- **WHAT TO WORK ON**
An exact copy of the listing below is required, minus its pictures.

- **GIVEN RECORDS**

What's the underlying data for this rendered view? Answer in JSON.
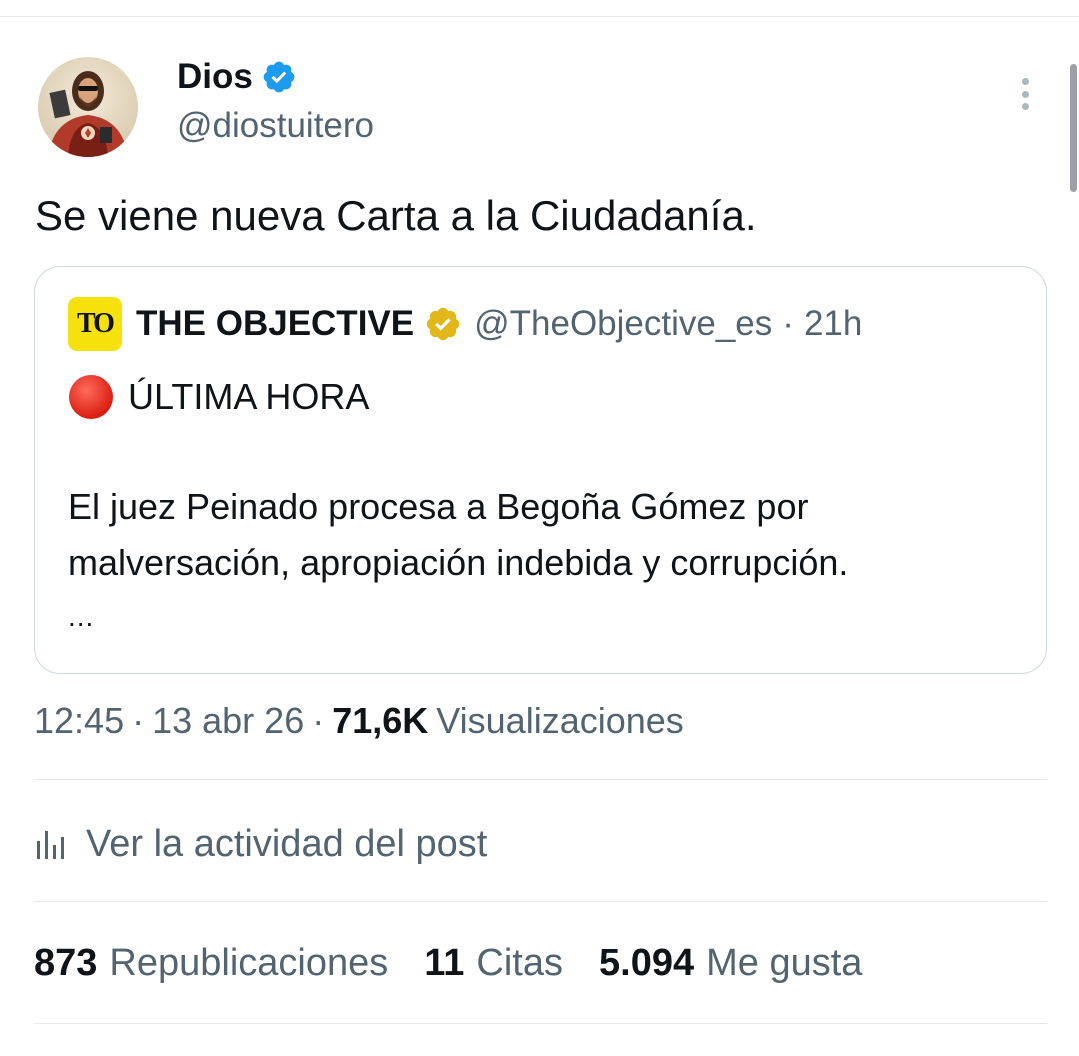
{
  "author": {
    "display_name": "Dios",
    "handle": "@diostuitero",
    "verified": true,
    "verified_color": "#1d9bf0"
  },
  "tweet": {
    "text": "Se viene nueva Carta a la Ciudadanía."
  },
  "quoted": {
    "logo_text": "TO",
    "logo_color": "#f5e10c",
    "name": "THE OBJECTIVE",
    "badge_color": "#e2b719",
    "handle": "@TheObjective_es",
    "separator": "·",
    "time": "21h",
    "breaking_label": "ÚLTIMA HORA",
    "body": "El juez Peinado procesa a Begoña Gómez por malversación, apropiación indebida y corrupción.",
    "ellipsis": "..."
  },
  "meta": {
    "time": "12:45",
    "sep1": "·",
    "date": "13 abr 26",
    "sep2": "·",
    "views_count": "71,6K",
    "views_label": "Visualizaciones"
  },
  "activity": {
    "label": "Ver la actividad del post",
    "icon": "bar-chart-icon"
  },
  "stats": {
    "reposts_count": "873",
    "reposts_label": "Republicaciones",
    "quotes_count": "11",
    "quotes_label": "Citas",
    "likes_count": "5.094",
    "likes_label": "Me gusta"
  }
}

- **RESULT**
What's the underlying data for this rendered view? Answer in JSON.
{
  "author": {
    "display_name": "Dios",
    "handle": "@diostuitero",
    "verified": true,
    "verified_color": "#1d9bf0"
  },
  "tweet": {
    "text": "Se viene nueva Carta a la Ciudadanía."
  },
  "quoted": {
    "logo_text": "TO",
    "logo_color": "#f5e10c",
    "name": "THE OBJECTIVE",
    "badge_color": "#e2b719",
    "handle": "@TheObjective_es",
    "separator": "·",
    "time": "21h",
    "breaking_label": "ÚLTIMA HORA",
    "body": "El juez Peinado procesa a Begoña Gómez por malversación, apropiación indebida y corrupción.",
    "ellipsis": "..."
  },
  "meta": {
    "time": "12:45",
    "sep1": "·",
    "date": "13 abr 26",
    "sep2": "·",
    "views_count": "71,6K",
    "views_label": "Visualizaciones"
  },
  "activity": {
    "label": "Ver la actividad del post",
    "icon": "bar-chart-icon"
  },
  "stats": {
    "reposts_count": "873",
    "reposts_label": "Republicaciones",
    "quotes_count": "11",
    "quotes_label": "Citas",
    "likes_count": "5.094",
    "likes_label": "Me gusta"
  }
}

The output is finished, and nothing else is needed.